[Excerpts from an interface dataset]

========================================

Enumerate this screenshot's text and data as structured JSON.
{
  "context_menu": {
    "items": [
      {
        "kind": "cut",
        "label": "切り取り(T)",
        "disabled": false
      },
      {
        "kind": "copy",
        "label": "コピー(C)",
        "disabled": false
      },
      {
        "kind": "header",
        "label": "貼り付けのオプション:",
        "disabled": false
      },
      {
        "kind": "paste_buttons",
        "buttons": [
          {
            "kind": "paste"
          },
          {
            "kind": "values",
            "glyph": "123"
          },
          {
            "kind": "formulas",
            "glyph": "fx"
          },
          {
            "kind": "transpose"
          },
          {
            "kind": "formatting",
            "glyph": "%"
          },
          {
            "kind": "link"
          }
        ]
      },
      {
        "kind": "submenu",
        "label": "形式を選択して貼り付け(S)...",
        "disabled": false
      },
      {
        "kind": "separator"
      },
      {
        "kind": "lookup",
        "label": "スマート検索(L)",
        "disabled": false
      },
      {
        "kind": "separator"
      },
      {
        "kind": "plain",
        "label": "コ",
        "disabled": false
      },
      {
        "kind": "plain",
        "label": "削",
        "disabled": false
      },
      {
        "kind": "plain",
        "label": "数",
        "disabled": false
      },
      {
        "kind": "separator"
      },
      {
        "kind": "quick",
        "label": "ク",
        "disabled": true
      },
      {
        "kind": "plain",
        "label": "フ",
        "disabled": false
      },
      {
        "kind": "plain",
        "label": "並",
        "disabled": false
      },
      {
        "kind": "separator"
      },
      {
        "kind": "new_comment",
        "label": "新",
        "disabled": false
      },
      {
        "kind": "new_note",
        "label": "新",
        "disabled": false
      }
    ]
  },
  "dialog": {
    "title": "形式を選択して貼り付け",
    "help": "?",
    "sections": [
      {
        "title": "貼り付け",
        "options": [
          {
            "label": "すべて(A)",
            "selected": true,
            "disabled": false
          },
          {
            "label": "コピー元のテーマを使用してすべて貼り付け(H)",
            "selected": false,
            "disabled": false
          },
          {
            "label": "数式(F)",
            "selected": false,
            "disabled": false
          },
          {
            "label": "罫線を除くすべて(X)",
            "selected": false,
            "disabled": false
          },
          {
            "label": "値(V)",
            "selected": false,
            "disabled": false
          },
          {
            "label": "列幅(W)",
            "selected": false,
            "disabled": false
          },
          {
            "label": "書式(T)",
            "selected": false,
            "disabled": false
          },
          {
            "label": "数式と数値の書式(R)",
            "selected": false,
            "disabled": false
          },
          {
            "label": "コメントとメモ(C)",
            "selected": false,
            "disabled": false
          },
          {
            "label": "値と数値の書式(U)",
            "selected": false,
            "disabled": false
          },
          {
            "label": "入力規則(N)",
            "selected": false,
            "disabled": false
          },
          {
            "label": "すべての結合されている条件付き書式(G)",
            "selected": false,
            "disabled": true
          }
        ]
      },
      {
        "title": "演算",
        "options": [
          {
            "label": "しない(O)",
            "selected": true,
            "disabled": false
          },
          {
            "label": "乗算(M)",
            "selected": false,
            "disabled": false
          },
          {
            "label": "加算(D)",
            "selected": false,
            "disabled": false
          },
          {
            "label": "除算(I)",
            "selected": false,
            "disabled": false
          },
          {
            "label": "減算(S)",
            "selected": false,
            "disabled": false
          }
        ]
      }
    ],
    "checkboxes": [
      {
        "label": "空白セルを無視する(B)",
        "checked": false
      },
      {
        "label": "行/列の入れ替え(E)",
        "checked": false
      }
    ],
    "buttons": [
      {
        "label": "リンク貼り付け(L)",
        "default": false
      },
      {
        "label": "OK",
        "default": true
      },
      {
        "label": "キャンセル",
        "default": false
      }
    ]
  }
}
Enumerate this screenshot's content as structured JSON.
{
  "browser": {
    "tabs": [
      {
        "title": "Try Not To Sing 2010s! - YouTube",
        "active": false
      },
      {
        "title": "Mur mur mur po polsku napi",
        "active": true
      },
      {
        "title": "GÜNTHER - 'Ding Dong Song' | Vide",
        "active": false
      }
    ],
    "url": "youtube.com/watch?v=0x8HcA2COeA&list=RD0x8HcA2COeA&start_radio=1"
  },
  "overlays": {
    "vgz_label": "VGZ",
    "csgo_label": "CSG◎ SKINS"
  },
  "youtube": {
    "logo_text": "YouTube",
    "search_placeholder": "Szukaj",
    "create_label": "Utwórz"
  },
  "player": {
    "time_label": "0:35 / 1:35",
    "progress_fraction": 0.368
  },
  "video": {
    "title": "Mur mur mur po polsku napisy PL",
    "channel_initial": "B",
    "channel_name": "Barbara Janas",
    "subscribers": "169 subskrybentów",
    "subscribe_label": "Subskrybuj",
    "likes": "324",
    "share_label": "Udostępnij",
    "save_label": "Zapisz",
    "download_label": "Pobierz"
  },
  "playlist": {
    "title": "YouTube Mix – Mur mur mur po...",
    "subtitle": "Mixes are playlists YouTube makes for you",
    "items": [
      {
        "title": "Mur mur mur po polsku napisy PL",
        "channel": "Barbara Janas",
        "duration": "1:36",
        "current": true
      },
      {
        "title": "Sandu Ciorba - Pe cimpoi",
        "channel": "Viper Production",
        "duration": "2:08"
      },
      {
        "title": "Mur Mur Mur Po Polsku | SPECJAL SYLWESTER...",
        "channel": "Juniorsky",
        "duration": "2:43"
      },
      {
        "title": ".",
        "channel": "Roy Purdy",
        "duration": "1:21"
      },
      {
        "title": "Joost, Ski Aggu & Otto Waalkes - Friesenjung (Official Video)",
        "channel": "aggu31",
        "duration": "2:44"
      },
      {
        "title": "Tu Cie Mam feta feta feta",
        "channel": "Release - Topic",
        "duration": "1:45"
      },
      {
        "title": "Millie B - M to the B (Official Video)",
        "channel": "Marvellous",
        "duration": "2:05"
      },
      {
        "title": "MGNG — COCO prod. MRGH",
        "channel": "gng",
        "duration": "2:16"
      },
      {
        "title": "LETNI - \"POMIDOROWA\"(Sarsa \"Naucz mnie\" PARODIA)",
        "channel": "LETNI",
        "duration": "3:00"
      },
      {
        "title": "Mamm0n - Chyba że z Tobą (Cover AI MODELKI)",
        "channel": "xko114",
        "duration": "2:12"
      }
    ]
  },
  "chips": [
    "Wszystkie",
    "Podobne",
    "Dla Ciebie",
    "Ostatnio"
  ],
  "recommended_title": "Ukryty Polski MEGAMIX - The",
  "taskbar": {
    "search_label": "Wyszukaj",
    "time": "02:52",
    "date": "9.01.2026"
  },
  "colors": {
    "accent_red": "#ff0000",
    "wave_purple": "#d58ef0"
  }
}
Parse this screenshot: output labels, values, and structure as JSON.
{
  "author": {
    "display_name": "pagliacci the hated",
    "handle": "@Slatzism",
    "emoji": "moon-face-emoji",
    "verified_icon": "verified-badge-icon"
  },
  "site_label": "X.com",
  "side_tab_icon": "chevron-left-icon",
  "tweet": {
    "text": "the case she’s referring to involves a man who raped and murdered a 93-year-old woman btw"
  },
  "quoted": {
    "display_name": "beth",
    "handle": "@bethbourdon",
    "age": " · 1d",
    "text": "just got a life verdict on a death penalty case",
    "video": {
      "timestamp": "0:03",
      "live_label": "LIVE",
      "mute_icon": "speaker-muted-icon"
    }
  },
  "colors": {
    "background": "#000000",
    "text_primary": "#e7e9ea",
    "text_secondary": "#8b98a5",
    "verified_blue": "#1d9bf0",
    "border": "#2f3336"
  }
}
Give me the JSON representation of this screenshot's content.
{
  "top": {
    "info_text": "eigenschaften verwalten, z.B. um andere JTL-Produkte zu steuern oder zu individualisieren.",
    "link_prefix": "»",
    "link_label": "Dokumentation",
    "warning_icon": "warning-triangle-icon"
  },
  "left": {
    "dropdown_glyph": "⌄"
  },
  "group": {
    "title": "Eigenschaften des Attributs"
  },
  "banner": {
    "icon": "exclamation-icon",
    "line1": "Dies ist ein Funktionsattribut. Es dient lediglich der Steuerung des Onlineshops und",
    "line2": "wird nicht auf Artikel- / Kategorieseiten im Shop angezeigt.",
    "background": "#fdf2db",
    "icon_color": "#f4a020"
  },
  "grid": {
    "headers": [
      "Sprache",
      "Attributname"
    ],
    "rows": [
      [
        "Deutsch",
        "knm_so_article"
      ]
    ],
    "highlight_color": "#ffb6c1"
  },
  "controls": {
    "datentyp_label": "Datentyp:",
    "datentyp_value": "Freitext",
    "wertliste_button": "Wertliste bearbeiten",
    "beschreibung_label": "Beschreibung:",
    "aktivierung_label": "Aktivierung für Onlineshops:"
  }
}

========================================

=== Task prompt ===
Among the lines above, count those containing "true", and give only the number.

=== Exercise solution ===
7